Work request: Please reproduce every record, keeping each one exactly as written.

----------

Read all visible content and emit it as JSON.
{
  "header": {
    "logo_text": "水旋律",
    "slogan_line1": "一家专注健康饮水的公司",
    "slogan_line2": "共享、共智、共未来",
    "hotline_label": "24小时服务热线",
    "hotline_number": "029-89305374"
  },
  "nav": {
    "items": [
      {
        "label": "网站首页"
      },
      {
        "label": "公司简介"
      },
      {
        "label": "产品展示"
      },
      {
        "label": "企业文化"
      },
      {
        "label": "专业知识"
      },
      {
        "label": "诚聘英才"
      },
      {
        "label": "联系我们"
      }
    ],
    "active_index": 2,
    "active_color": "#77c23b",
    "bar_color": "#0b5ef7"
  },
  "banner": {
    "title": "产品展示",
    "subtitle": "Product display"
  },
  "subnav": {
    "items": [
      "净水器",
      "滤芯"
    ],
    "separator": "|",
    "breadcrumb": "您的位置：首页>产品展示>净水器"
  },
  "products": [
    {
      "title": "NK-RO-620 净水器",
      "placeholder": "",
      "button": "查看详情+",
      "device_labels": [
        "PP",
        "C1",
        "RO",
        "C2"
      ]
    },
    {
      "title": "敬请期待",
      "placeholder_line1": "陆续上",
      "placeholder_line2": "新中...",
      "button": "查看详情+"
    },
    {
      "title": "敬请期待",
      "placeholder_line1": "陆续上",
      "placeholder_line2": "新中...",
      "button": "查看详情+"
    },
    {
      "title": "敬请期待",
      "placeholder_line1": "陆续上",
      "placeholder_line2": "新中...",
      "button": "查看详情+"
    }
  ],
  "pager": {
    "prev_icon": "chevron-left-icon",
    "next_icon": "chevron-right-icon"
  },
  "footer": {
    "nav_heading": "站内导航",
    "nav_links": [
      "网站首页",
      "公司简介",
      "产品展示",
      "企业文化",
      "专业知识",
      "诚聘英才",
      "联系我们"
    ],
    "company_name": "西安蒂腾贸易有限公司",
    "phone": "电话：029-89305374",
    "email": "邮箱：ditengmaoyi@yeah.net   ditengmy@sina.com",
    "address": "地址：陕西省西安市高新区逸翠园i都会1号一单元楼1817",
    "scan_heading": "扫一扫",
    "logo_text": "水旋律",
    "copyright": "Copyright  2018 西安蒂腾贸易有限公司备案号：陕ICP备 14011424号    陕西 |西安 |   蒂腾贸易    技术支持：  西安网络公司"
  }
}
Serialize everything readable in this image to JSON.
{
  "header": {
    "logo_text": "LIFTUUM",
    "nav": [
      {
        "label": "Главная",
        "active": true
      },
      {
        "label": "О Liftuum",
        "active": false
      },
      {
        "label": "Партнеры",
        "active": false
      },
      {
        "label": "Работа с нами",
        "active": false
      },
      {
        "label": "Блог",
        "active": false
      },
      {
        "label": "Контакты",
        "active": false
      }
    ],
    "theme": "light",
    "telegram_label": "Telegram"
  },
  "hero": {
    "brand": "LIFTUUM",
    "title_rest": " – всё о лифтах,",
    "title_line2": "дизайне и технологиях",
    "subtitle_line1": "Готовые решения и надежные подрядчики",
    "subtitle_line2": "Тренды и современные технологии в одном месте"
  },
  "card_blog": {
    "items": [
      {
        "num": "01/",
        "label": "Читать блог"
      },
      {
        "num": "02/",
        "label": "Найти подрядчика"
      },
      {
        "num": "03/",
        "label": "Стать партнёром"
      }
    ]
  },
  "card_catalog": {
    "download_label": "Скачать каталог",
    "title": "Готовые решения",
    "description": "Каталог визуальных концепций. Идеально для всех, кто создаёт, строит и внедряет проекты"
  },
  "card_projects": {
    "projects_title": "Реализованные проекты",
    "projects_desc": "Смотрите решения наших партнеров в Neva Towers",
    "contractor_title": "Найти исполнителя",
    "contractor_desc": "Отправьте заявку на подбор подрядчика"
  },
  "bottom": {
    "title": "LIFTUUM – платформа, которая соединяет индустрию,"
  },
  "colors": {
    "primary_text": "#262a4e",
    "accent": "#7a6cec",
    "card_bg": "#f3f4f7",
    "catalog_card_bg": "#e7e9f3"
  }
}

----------

Output below:
Read all visible content and emit it as JSON.
{
  "header": {
    "logo_text": "水旋律",
    "slogan_line1": "一家专注健康饮水的公司",
    "slogan_line2": "共享、共智、共未来",
    "hotline_label": "24小时服务热线",
    "hotline_number": "029-89305374"
  },
  "nav": {
    "items": [
      {
        "label": "网站首页"
      },
      {
        "label": "公司简介"
      },
      {
        "label": "产品展示"
      },
      {
        "label": "企业文化"
      },
      {
        "label": "专业知识"
      },
      {
        "label": "诚聘英才"
      },
      {
        "label": "联系我们"
      }
    ],
    "active_index": 2,
    "active_color": "#77c23b",
    "bar_color": "#0b5ef7"
  },
  "banner": {
    "title": "产品展示",
    "subtitle": "Product display"
  },
  "subnav": {
    "items": [
      "净水器",
      "滤芯"
    ],
    "separator": "|",
    "breadcrumb": "您的位置：首页>产品展示>净水器"
  },
  "products": [
    {
      "title": "NK-RO-620 净水器",
      "placeholder": "",
      "button": "查看详情+",
      "device_labels": [
        "PP",
        "C1",
        "RO",
        "C2"
      ]
    },
    {
      "title": "敬请期待",
      "placeholder_line1": "陆续上",
      "placeholder_line2": "新中...",
      "button": "查看详情+"
    },
    {
      "title": "敬请期待",
      "placeholder_line1": "陆续上",
      "placeholder_line2": "新中...",
      "button": "查看详情+"
    },
    {
      "title": "敬请期待",
      "placeholder_line1": "陆续上",
      "placeholder_line2": "新中...",
      "button": "查看详情+"
    }
  ],
  "pager": {
    "prev_icon": "chevron-left-icon",
    "next_icon": "chevron-right-icon"
  },
  "footer": {
    "nav_heading": "站内导航",
    "nav_links": [
      "网站首页",
      "公司简介",
      "产品展示",
      "企业文化",
      "专业知识",
      "诚聘英才",
      "联系我们"
    ],
    "company_name": "西安蒂腾贸易有限公司",
    "phone": "电话：029-89305374",
    "email": "邮箱：ditengmaoyi@yeah.net   ditengmy@sina.com",
    "address": "地址：陕西省西安市高新区逸翠园i都会1号一单元楼1817",
    "scan_heading": "扫一扫",
    "logo_text": "水旋律",
    "copyright": "Copyright  2018 西安蒂腾贸易有限公司备案号：陕ICP备 14011424号    陕西 |西安 |   蒂腾贸易    技术支持：  西安网络公司"
  }
}
Serialize everything readable in this image to JSON.
{
  "header": {
    "logo_text": "LIFTUUM",
    "nav": [
      {
        "label": "Главная",
        "active": true
      },
      {
        "label": "О Liftuum",
        "active": false
      },
      {
        "label": "Партнеры",
        "active": false
      },
      {
        "label": "Работа с нами",
        "active": false
      },
      {
        "label": "Блог",
        "active": false
      },
      {
        "label": "Контакты",
        "active": false
      }
    ],
    "theme": "light",
    "telegram_label": "Telegram"
  },
  "hero": {
    "brand": "LIFTUUM",
    "title_rest": " – всё о лифтах,",
    "title_line2": "дизайне и технологиях",
    "subtitle_line1": "Готовые решения и надежные подрядчики",
    "subtitle_line2": "Тренды и современные технологии в одном месте"
  },
  "card_blog": {
    "items": [
      {
        "num": "01/",
        "label": "Читать блог"
      },
      {
        "num": "02/",
        "label": "Найти подрядчика"
      },
      {
        "num": "03/",
        "label": "Стать партнёром"
      }
    ]
  },
  "card_catalog": {
    "download_label": "Скачать каталог",
    "title": "Готовые решения",
    "description": "Каталог визуальных концепций. Идеально для всех, кто создаёт, строит и внедряет проекты"
  },
  "card_projects": {
    "projects_title": "Реализованные проекты",
    "projects_desc": "Смотрите решения наших партнеров в Neva Towers",
    "contractor_title": "Найти исполнителя",
    "contractor_desc": "Отправьте заявку на подбор подрядчика"
  },
  "bottom": {
    "title": "LIFTUUM – платформа, которая соединяет индустрию,"
  },
  "colors": {
    "primary_text": "#262a4e",
    "accent": "#7a6cec",
    "card_bg": "#f3f4f7",
    "catalog_card_bg": "#e7e9f3"
  }
}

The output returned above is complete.